1948 — The Cleveland Indians beat the Boston Red Sox 8-3 in a one-game AL playoff. The pitching of Gene Bearden and the hitting of Lou Boudreau were chiefly responsible for the championship victory.
1955 — The Brooklyn Dodgers won their first World Series with Johnny Podres blanking the Yankees 2-0 in the seventh game.
1964 — The St. Louis Cardinals clinched the NL pennant with an 11-5 triumph over the New York Mets to end the closest pennant race in NL history.
1969 — The major leagues staged their first divisional championships as the New York Mets beat the Atlanta Braves 9-5 and the Baltimore Orioles nipped the Minnesota Twins 4-3 in 12 innings in the opening games.
1987 — The Detroit Tigers took advantage of one of the great collapses in baseball history to win the AL East title, beating the Toronto Blue Jays 1-0 behind the six-hit pitching of Frank Tanana. The Blue Jays lost their last seven games of the season, including three straight in the season-ending series in Detroit.
1999 — The New York Mets, behind the strong pitching of Al Leiter, clinched the last remaining postseason berth by beating the Cincinnati Reds 5-0 in a one-game playoff for the NL wild card.
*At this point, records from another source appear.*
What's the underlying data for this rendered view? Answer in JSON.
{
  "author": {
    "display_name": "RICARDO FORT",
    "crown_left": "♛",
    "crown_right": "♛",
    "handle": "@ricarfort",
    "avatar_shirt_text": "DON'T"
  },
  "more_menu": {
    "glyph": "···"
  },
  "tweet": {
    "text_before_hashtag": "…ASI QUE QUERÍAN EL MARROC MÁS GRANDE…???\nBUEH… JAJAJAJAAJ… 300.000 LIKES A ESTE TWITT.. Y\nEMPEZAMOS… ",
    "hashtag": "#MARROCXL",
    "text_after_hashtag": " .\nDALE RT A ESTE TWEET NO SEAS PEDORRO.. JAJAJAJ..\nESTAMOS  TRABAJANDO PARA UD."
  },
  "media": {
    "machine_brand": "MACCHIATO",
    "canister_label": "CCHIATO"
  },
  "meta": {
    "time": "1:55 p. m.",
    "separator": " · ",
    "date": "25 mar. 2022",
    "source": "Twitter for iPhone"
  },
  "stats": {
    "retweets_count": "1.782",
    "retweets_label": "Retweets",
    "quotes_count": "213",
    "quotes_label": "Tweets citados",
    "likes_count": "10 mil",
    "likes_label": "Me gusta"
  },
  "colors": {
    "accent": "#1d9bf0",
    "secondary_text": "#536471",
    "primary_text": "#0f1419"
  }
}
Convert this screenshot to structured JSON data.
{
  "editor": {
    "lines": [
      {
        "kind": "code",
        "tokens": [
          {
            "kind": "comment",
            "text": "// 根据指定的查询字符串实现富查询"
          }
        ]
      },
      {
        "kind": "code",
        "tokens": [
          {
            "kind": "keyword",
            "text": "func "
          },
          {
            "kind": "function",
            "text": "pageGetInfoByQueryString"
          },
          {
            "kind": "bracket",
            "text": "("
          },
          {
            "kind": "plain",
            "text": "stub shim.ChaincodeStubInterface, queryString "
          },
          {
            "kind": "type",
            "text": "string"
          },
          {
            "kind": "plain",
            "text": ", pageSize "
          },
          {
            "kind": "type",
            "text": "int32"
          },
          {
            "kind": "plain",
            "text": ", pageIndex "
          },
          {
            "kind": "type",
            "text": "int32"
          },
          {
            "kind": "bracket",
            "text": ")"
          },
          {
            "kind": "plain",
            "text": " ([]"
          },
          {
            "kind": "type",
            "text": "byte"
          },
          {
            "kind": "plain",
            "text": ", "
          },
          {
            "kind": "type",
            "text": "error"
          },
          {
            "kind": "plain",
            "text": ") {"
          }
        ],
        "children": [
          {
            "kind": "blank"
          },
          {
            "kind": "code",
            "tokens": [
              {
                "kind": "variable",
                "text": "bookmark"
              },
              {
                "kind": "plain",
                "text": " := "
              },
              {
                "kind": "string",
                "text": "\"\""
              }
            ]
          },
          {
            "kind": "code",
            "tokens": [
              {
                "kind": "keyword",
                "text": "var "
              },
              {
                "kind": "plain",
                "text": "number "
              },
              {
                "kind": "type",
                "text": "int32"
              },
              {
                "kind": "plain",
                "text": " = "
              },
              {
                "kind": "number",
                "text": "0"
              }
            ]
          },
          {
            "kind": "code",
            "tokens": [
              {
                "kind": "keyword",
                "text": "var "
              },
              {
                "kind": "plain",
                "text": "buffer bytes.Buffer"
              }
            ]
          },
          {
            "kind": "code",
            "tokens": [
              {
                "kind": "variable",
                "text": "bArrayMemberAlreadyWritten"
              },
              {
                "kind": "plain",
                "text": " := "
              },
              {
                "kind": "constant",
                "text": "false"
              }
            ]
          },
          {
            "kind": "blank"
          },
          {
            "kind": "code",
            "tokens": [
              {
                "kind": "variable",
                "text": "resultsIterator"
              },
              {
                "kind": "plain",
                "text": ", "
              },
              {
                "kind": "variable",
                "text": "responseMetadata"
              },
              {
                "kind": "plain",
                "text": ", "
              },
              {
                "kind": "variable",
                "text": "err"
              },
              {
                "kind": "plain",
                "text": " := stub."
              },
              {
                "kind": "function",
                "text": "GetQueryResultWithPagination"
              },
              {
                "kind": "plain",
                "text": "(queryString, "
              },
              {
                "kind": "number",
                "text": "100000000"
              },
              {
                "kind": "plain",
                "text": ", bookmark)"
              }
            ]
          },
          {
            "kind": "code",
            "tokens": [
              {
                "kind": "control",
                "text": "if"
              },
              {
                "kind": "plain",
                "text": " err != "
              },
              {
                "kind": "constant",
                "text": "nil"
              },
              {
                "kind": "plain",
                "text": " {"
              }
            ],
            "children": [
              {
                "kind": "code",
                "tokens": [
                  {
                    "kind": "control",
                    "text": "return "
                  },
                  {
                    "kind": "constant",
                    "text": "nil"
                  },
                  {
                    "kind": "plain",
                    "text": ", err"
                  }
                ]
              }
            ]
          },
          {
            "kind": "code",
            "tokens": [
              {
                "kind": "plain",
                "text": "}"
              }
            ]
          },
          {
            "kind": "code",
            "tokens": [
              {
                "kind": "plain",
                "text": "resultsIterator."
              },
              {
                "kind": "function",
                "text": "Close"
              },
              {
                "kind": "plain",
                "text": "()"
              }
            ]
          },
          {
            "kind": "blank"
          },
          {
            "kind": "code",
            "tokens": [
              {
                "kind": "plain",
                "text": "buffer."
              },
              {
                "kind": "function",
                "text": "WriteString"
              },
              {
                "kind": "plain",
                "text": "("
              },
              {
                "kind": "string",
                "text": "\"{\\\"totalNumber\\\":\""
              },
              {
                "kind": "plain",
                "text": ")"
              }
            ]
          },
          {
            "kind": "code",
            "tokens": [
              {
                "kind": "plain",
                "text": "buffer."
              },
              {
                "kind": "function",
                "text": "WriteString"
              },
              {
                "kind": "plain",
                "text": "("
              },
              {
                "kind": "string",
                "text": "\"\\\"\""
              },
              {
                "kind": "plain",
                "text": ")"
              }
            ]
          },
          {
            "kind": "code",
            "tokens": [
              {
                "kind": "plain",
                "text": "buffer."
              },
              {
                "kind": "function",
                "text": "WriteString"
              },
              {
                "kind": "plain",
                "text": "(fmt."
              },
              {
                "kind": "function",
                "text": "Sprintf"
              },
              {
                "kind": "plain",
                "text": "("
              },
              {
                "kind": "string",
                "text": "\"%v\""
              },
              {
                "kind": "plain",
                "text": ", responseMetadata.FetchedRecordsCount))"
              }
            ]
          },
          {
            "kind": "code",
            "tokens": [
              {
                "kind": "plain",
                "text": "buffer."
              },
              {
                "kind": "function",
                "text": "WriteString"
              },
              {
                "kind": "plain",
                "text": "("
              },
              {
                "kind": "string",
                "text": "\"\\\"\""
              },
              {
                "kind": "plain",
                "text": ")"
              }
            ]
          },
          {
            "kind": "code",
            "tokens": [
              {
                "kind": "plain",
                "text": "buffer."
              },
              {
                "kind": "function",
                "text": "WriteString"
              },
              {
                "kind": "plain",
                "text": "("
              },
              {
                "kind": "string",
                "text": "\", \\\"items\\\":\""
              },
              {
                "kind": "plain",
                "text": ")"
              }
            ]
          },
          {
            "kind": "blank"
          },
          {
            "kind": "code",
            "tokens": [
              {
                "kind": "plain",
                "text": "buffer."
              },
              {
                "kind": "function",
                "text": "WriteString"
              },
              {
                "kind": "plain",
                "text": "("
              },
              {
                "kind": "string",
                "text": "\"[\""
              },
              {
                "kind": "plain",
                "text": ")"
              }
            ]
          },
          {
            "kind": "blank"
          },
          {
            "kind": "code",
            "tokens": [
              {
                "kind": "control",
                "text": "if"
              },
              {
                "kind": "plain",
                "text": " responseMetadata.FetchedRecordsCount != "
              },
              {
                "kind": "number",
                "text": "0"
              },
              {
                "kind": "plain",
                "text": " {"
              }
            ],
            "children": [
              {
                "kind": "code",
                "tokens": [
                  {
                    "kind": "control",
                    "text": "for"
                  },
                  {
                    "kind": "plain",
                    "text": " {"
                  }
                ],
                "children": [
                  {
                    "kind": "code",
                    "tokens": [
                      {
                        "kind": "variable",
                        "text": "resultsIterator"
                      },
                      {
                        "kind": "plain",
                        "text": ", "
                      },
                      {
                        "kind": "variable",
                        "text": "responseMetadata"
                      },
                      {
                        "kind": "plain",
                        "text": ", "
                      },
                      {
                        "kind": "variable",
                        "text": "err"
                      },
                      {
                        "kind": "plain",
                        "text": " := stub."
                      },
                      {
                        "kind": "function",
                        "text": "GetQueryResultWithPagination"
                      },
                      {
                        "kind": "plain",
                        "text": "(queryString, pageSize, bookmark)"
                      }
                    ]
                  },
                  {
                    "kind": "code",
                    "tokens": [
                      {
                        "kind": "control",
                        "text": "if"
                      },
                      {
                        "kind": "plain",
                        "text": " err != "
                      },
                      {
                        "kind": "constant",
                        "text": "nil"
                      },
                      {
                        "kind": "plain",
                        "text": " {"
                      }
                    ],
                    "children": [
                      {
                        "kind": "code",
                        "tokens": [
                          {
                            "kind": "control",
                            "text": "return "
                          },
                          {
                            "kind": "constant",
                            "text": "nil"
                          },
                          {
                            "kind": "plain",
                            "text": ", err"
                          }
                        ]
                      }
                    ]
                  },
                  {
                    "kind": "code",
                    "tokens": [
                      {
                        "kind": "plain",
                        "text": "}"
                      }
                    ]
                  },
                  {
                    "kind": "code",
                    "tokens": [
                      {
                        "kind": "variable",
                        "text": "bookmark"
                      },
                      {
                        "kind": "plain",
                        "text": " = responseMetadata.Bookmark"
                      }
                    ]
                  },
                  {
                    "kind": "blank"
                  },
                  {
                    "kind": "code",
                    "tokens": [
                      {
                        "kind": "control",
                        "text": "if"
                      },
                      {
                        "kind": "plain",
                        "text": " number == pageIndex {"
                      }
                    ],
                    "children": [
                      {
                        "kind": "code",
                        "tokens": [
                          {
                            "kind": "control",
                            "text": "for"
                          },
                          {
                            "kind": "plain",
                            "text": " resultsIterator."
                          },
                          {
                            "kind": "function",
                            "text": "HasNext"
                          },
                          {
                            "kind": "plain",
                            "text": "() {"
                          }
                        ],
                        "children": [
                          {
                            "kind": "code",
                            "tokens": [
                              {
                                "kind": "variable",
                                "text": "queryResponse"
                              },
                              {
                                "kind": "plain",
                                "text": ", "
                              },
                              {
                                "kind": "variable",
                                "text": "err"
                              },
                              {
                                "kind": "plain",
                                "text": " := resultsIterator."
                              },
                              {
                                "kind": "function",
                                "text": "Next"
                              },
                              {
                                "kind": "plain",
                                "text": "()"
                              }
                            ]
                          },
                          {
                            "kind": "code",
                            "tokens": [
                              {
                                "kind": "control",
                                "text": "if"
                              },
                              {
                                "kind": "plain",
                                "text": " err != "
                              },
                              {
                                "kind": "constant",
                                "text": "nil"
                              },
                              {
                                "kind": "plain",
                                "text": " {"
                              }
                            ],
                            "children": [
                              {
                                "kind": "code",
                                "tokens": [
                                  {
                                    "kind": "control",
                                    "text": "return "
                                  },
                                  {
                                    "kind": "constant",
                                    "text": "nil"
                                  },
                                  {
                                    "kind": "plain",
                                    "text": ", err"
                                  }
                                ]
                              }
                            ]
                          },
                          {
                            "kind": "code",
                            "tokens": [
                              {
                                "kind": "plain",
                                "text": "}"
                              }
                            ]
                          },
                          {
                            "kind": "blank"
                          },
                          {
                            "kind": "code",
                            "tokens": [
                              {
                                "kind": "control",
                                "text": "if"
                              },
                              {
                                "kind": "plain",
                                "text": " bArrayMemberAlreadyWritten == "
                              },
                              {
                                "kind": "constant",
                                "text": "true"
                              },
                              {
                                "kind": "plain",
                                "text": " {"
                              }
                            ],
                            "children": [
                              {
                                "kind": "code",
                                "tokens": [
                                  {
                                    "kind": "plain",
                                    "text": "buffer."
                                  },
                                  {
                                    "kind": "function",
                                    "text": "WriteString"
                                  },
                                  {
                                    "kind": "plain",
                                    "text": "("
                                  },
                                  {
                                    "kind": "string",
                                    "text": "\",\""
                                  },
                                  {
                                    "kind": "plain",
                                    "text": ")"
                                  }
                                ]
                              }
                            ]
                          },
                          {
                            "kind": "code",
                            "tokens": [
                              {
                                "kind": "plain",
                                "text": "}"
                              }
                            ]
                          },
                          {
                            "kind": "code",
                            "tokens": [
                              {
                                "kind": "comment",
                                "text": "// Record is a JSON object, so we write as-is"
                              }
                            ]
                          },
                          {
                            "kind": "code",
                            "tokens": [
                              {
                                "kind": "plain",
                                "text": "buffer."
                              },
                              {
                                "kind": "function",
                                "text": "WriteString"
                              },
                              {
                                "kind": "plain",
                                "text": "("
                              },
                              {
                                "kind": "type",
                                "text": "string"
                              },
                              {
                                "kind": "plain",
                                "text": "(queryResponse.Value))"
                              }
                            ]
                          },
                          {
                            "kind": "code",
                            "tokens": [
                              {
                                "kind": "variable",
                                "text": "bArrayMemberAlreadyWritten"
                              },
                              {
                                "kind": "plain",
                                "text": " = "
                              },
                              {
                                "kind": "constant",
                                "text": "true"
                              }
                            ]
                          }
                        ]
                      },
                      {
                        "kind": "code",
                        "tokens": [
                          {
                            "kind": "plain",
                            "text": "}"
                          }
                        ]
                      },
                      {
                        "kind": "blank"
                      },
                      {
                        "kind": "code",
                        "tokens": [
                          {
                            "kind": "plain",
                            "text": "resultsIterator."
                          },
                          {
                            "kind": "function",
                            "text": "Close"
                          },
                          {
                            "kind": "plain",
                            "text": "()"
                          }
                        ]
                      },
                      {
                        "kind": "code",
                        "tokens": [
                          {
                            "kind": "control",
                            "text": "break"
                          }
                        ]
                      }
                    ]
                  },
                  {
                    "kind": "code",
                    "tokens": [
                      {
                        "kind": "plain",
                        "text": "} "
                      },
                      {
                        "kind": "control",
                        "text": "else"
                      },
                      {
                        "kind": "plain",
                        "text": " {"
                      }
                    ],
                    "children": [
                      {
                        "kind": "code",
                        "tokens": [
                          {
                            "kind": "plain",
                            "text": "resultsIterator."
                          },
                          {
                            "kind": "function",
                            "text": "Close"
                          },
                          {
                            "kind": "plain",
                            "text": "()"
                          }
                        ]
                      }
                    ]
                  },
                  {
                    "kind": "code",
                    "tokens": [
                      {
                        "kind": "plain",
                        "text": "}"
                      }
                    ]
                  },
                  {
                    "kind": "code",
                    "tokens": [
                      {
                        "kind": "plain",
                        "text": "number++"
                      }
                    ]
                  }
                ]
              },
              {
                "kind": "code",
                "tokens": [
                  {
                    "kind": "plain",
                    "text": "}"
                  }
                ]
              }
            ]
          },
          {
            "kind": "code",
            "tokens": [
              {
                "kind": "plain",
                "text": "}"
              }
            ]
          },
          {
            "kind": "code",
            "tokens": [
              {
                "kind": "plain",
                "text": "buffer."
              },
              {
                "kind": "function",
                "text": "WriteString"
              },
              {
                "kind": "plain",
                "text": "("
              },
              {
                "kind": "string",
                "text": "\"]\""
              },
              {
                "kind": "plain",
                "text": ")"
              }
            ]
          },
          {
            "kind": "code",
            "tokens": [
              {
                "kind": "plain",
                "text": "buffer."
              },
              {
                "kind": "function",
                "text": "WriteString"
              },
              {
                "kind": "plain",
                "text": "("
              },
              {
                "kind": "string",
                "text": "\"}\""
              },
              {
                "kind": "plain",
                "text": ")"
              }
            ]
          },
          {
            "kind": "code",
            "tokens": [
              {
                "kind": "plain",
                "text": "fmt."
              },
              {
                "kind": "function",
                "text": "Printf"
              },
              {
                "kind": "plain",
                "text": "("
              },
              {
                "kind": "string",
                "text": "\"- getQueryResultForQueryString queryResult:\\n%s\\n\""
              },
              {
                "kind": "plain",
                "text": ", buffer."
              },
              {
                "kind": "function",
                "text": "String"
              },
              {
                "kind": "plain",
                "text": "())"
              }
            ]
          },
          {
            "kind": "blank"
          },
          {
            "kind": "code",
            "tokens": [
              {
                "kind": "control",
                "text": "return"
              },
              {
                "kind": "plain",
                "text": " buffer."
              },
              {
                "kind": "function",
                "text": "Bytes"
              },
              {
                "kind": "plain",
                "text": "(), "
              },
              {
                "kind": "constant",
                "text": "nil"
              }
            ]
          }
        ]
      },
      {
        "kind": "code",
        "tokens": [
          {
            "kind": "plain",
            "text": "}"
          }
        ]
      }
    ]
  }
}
2001 — San Francisco’s Barry Bonds hit his 70th home run of the season in the Giants 10-2 win over the Houston Astros. Bonds homered off rookie Wilfredo Rodriguez to tie Mark McGwire’s single-season record.
2005 — Reggie Sanders hit a grand slam and set an NL division series record with six RBIs to help St. Louis beat San Diego 8-5 in the first game of their division series.
2011 — Adrian Beltre hit three straight home runs and the Texas Rangers powered themselves back into the AL championship series, beating the Tampa Bay Rays 4-3 to win their playoff series. Beltre became just the seventh player to homer three times in a postseason game.
2014 — Brandon Belt homered off Tanner Roark in the 18th inning, lifting the San Francisco Giants to their 10th consecutive postseason victory, edging Washington 2-1 for a 2-0 lead in the NL Division Series.
2016 — Edwin Encarnacion hit a three-run homer in the 11th inning off Ubaldo Jimenez, and Toronto Blue Jays beat the Baltimore Orioles 5-2 in the AL wild card game to advance to a Division Series matchup against Texas.